• **EXERCISE REQUIREMENTS**
Show me each line of the listing below where the word "woman" appears.

• **AVAILABLE DATA**
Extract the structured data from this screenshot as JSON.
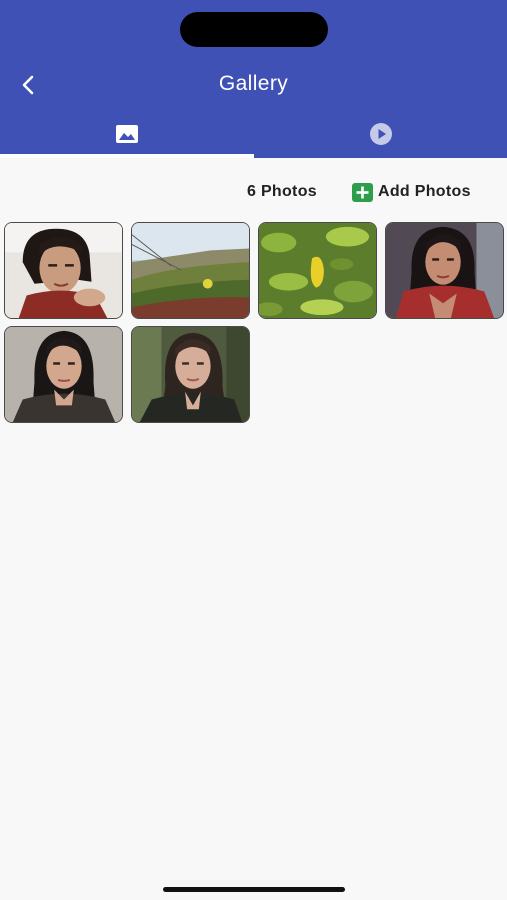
{
  "app": {
    "title": "Gallery",
    "accent_color": "#3f51b5",
    "add_icon_color": "#2e9e4c"
  },
  "tabs": [
    {
      "name": "photos",
      "icon": "image-icon",
      "selected": true
    },
    {
      "name": "videos",
      "icon": "play-circle-icon",
      "selected": false
    }
  ],
  "gallery": {
    "count_label": "6 Photos",
    "add_label": "Add Photos",
    "photos": [
      {
        "subject": "woman portrait, dark hair, red top, hand on chin"
      },
      {
        "subject": "coastal hillside with iceplant and fence"
      },
      {
        "subject": "green leaves with yellow lemon"
      },
      {
        "subject": "woman portrait, red jacket, dark background"
      },
      {
        "subject": "woman portrait, dark top, grey background"
      },
      {
        "subject": "woman portrait, dark blouse, green background"
      }
    ]
  }
}
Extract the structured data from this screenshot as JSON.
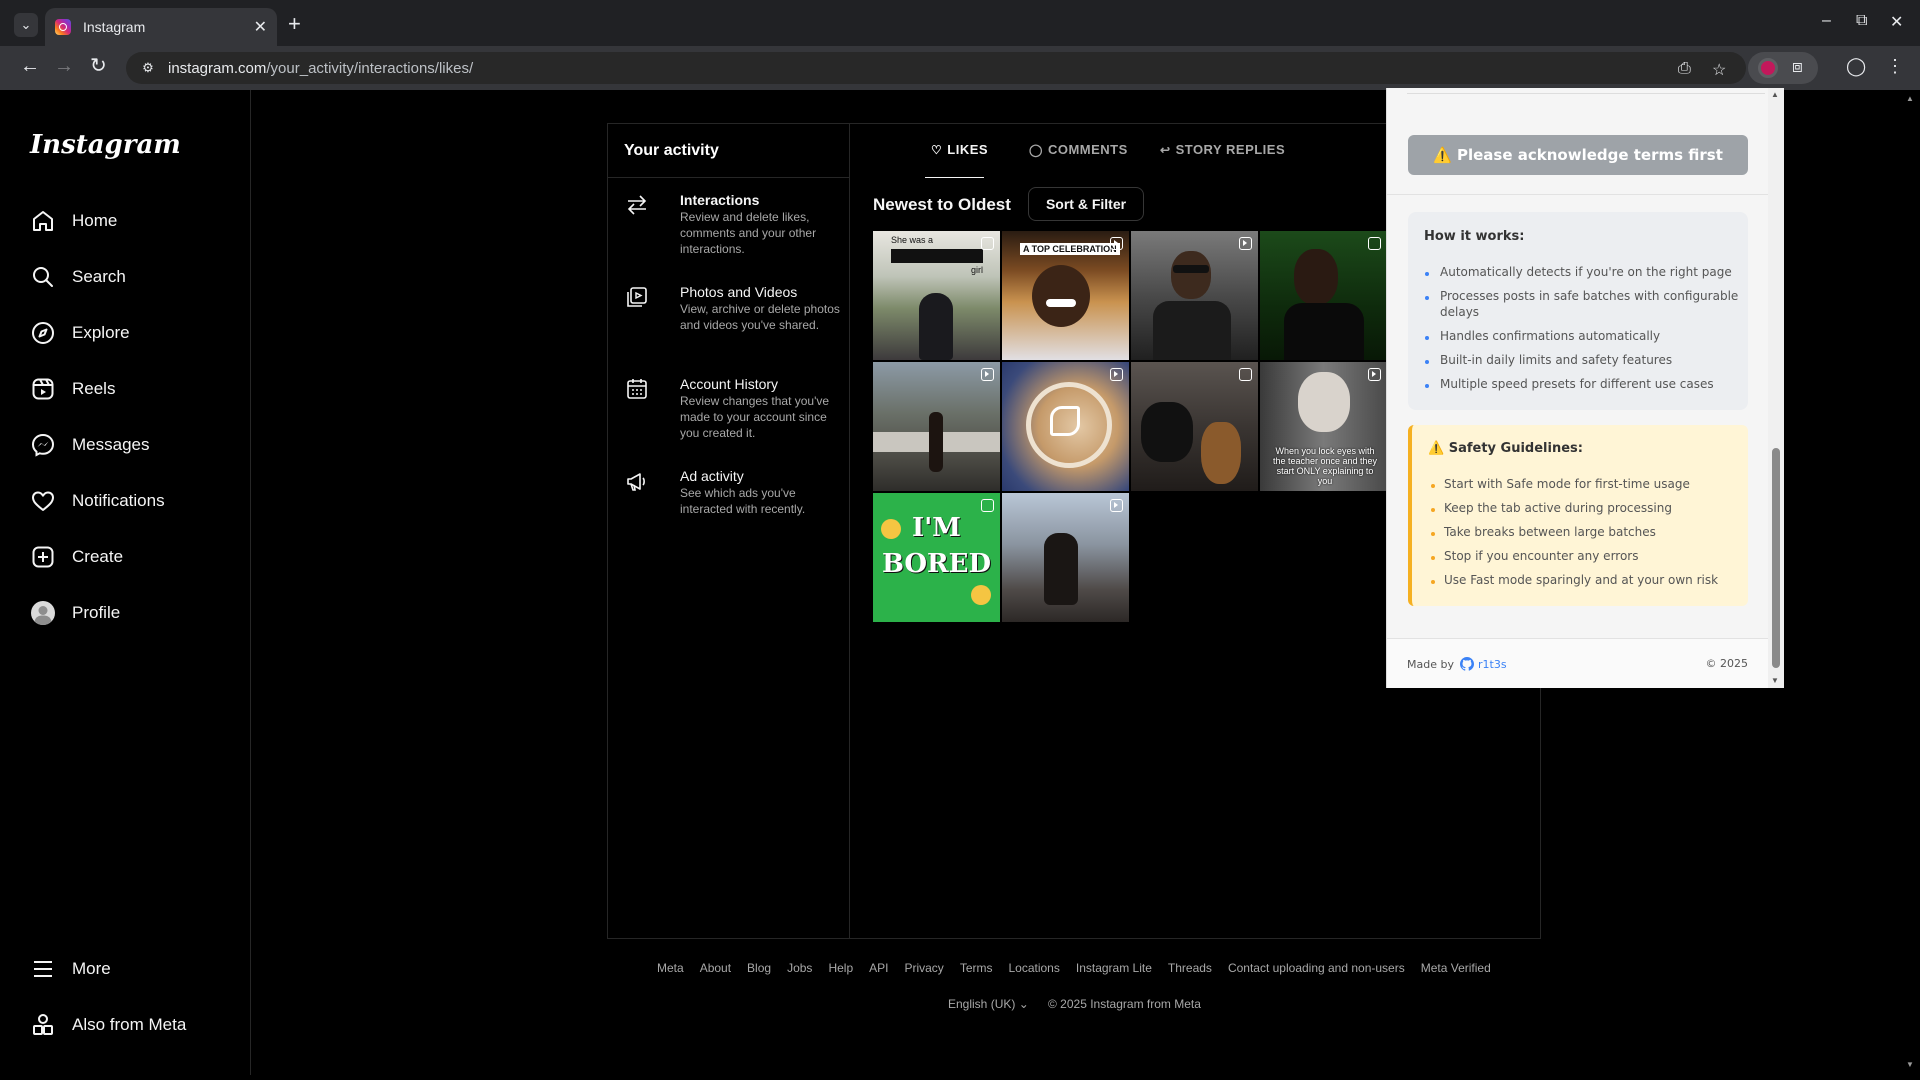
{
  "browser": {
    "tab_title": "Instagram",
    "url_host": "instagram.com",
    "url_path": "/your_activity/interactions/likes/"
  },
  "sidebar": {
    "logo": "Instagram",
    "items": [
      {
        "label": "Home",
        "icon": "home-icon"
      },
      {
        "label": "Search",
        "icon": "search-icon"
      },
      {
        "label": "Explore",
        "icon": "compass-icon"
      },
      {
        "label": "Reels",
        "icon": "reels-icon"
      },
      {
        "label": "Messages",
        "icon": "messenger-icon"
      },
      {
        "label": "Notifications",
        "icon": "heart-icon"
      },
      {
        "label": "Create",
        "icon": "plus-square-icon"
      },
      {
        "label": "Profile",
        "icon": "avatar-icon"
      }
    ],
    "more": "More",
    "also_from_meta": "Also from Meta"
  },
  "activity": {
    "title": "Your activity",
    "items": [
      {
        "name": "Interactions",
        "desc": "Review and delete likes, comments and your other interactions."
      },
      {
        "name": "Photos and Videos",
        "desc": "View, archive or delete photos and videos you've shared."
      },
      {
        "name": "Account History",
        "desc": "Review changes that you've made to your account since you created it."
      },
      {
        "name": "Ad activity",
        "desc": "See which ads you've interacted with recently."
      }
    ],
    "tabs": [
      "LIKES",
      "COMMENTS",
      "STORY REPLIES"
    ],
    "sort_label": "Newest to Oldest",
    "sort_button": "Sort & Filter",
    "thumb_captions": {
      "t1": "She was a",
      "t1b": "girl",
      "t2": "A TOP CELEBRATION",
      "t8": "When you lock eyes with the teacher once and they start ONLY explaining to you",
      "t9a": "I'M",
      "t9b": "BORED"
    }
  },
  "footer": {
    "links": [
      "Meta",
      "About",
      "Blog",
      "Jobs",
      "Help",
      "API",
      "Privacy",
      "Terms",
      "Locations",
      "Instagram Lite",
      "Threads",
      "Contact uploading and non-users",
      "Meta Verified"
    ],
    "language": "English (UK)",
    "copyright": "© 2025 Instagram from Meta"
  },
  "popup": {
    "ack_button": "⚠️ Please acknowledge terms first",
    "how_title": "How it works:",
    "how_items": [
      "Automatically detects if you're on the right page",
      "Processes posts in safe batches with configurable delays",
      "Handles confirmations automatically",
      "Built-in daily limits and safety features",
      "Multiple speed presets for different use cases"
    ],
    "safety_title": "⚠️ Safety Guidelines:",
    "safety_items": [
      "Start with Safe mode for first-time usage",
      "Keep the tab active during processing",
      "Take breaks between large batches",
      "Stop if you encounter any errors",
      "Use Fast mode sparingly and at your own risk"
    ],
    "made_by": "Made by",
    "author": "r1t3s",
    "copyright": "© 2025"
  }
}
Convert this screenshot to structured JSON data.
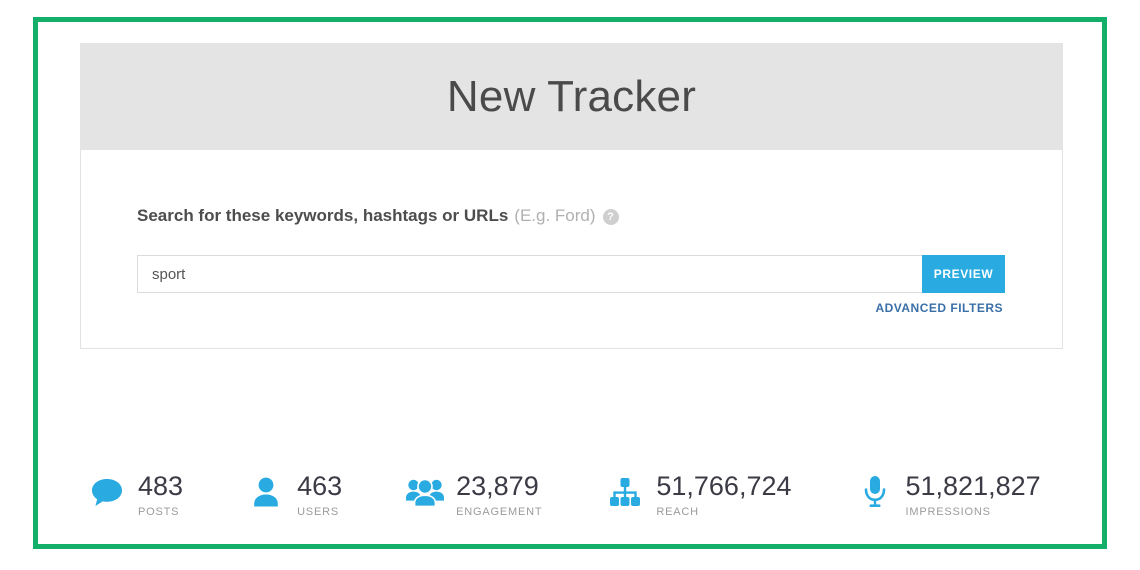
{
  "theme": {
    "frame_color": "#13ae67",
    "accent_blue": "#29abe2",
    "link_blue": "#3a6fa8",
    "header_bg": "#e4e4e4"
  },
  "header": {
    "title": "New Tracker"
  },
  "search": {
    "label": "Search for these keywords, hashtags or URLs",
    "hint": "(E.g. Ford)",
    "help_icon": "help-circle-icon",
    "help_glyph": "?",
    "input_value": "sport",
    "input_placeholder": "",
    "preview_label": "PREVIEW",
    "advanced_filters_label": "ADVANCED FILTERS"
  },
  "stats": [
    {
      "icon": "speech-bubble-icon",
      "value": "483",
      "label": "POSTS"
    },
    {
      "icon": "user-icon",
      "value": "463",
      "label": "USERS"
    },
    {
      "icon": "users-group-icon",
      "value": "23,879",
      "label": "ENGAGEMENT"
    },
    {
      "icon": "sitemap-icon",
      "value": "51,766,724",
      "label": "REACH"
    },
    {
      "icon": "microphone-icon",
      "value": "51,821,827",
      "label": "IMPRESSIONS"
    }
  ]
}
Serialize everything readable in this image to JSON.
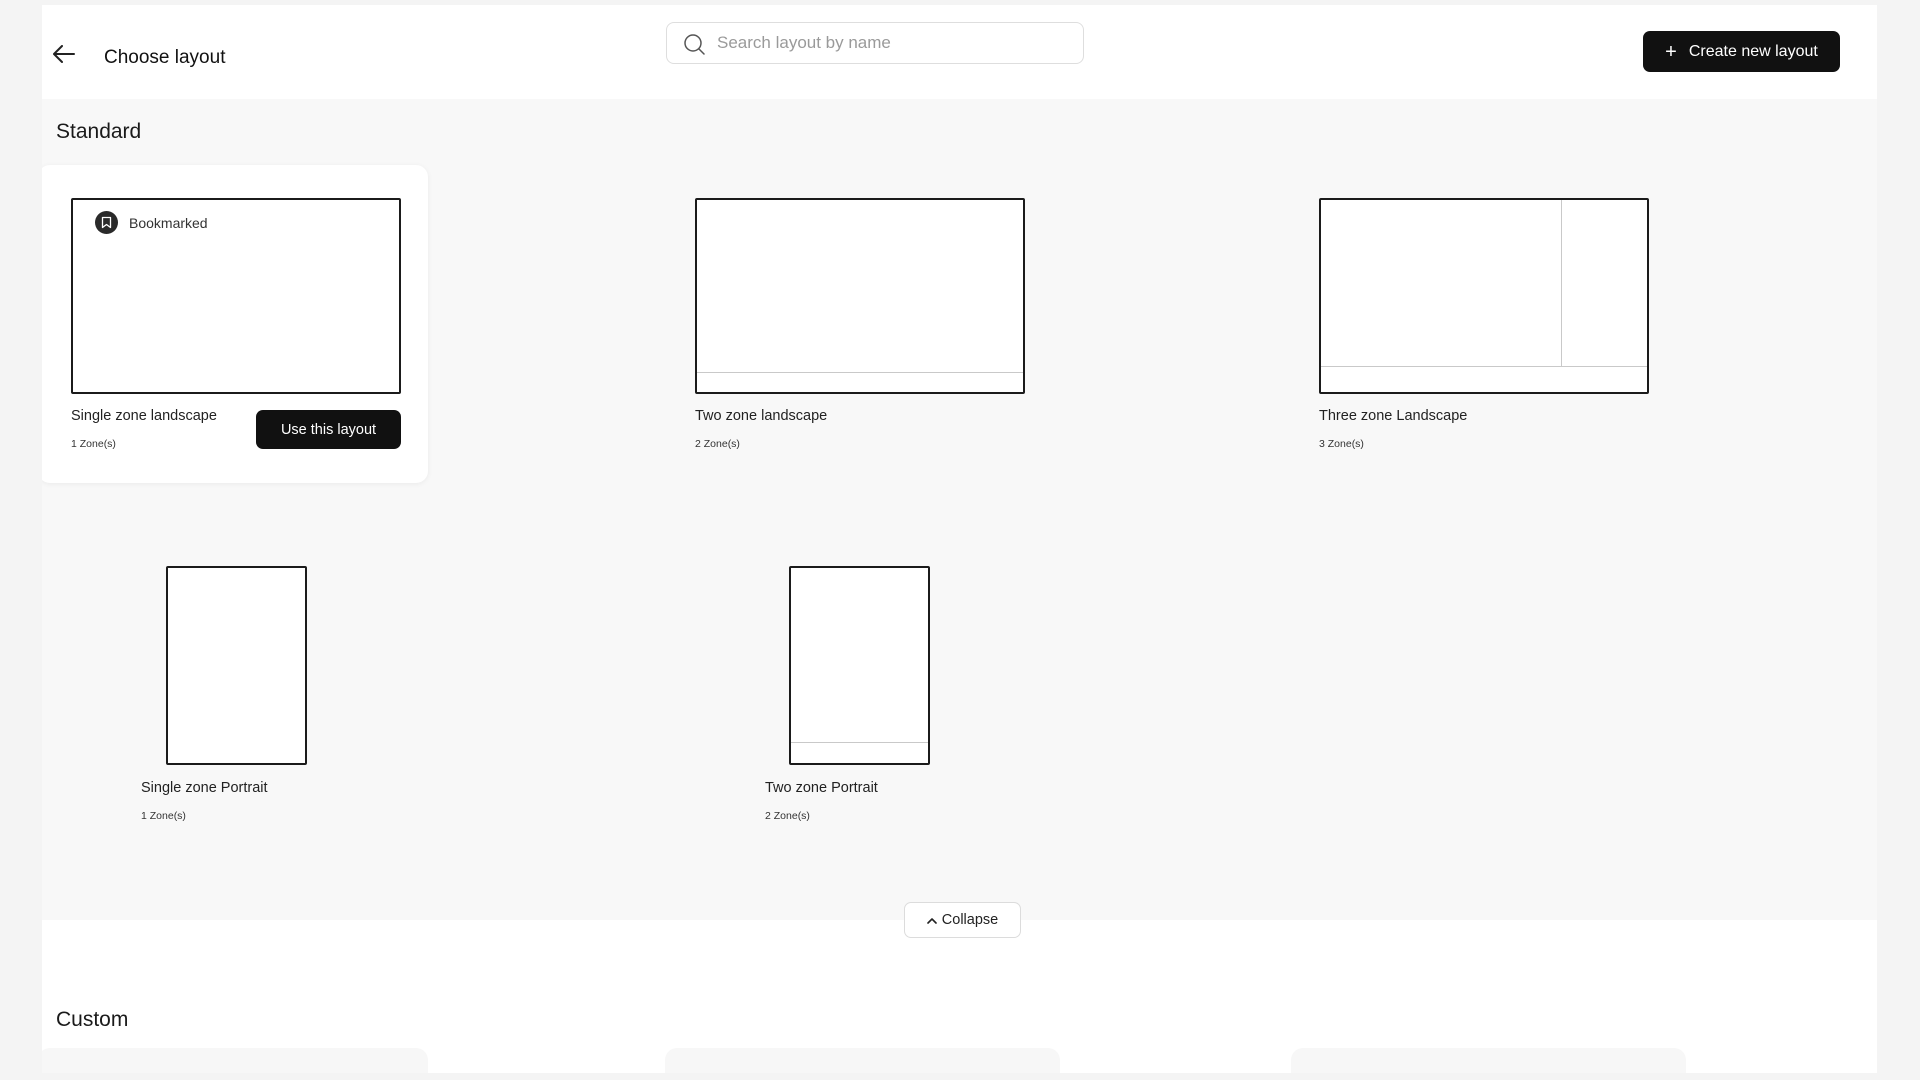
{
  "header": {
    "title": "Choose layout",
    "search_placeholder": "Search layout by name",
    "create_label": "Create new layout"
  },
  "sections": {
    "standard_title": "Standard",
    "custom_title": "Custom"
  },
  "layouts": [
    {
      "name": "Single zone landscape",
      "zones": "1 Zone(s)",
      "bookmark_label": "Bookmarked",
      "action_label": "Use this layout"
    },
    {
      "name": "Two zone landscape",
      "zones": "2 Zone(s)"
    },
    {
      "name": "Three zone Landscape",
      "zones": "3 Zone(s)"
    },
    {
      "name": "Single zone Portrait",
      "zones": "1 Zone(s)"
    },
    {
      "name": "Two zone Portrait",
      "zones": "2 Zone(s)"
    }
  ],
  "collapse_label": "Collapse",
  "icons": {
    "back": "arrow-left-icon",
    "search": "search-icon",
    "plus": "plus-icon",
    "bookmark": "bookmark-icon",
    "chevron": "chevron-up-icon"
  }
}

• **RESULT FOR THIS TASK**
        "subject": "woman portrait, dark hair, red top, hand on chin"
        "subject": "woman portrait, red jacket, dark background"
        "subject": "woman portrait, dark top, grey background"
        "subject": "woman portrait, dark blouse, green background"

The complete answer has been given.